Four persons lost their lives in rain-related incidents in Jalore district of Rajasthan in the past 24 hours. The torrential rains have raised fear of a flood-like situation, officials said.Four bodies – two in Nainol, and one each in Data and Jaulasara villages of Jalore – have been recovered amid heavy downpour since Tuesday, said a senior district official.He added the body that was recovered from

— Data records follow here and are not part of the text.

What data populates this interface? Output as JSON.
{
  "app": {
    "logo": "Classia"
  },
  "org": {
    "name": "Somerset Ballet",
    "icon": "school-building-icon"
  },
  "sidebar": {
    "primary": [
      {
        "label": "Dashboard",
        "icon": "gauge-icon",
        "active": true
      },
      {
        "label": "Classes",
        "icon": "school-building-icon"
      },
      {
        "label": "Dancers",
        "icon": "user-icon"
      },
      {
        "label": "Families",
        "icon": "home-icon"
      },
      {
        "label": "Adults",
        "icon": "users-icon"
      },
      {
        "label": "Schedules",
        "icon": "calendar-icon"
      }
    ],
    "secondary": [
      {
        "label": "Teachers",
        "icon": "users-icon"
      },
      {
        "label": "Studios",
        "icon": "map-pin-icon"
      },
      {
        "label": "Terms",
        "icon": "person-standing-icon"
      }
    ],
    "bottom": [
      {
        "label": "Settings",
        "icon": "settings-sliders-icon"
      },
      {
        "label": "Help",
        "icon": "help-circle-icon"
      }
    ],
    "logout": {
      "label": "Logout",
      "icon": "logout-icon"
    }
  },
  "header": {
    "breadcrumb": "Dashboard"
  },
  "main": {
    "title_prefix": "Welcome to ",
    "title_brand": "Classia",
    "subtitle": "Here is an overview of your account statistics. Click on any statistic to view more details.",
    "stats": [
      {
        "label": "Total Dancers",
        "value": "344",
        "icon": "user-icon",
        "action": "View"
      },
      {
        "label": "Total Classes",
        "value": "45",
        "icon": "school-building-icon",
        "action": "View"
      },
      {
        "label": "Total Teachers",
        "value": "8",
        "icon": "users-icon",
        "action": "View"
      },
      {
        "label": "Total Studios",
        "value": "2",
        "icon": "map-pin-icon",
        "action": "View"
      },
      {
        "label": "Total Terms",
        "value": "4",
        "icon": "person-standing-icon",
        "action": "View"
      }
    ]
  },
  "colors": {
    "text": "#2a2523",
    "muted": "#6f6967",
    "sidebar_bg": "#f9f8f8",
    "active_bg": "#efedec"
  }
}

The nation-wide theatre extravaganza which started off at the majestic Red Fort on February 17, is now in its last phase, which makes these last few weeks extremely important for theatre aficionados to grab the tickets and watch some unique drama by national and international groups. Online tickets for this phase of the 8th Theatre Olympics are either available on insider.in or on the official website of the festival. Offline tickets could be bought two hours prior at the respective venue or from National School of Drama, New Delhi’s premises from 10 am every day. Also Read – Add new books to your shelfCOURT MARTIAL Wri. Swadesh Deepak Dir.: Jyotish M.G. Group: Abhinya Theatre Research Centre, KeralaLanguage: MalayalamDuration: 1 hr 20 min.Time: 5:30 pmLocation: Shri ram CentreRUDDHASANGEET Writer and Dir: Bratya BasuGroup: Kalindi Bratyajon, KolkataLanguage: BengaliDuration: 2 hrs. 30 min.Time: 6:30 pmLocation: KamaniKINUKAHARERTHETARWri.: Manoj MishraDir: KaziToufikul Islam Emon Group: Prachyanat, BangladeshLanguage: BengaliDuration: 1 hr 30 mins.Time: 8:30 pmLocation: Abhimanch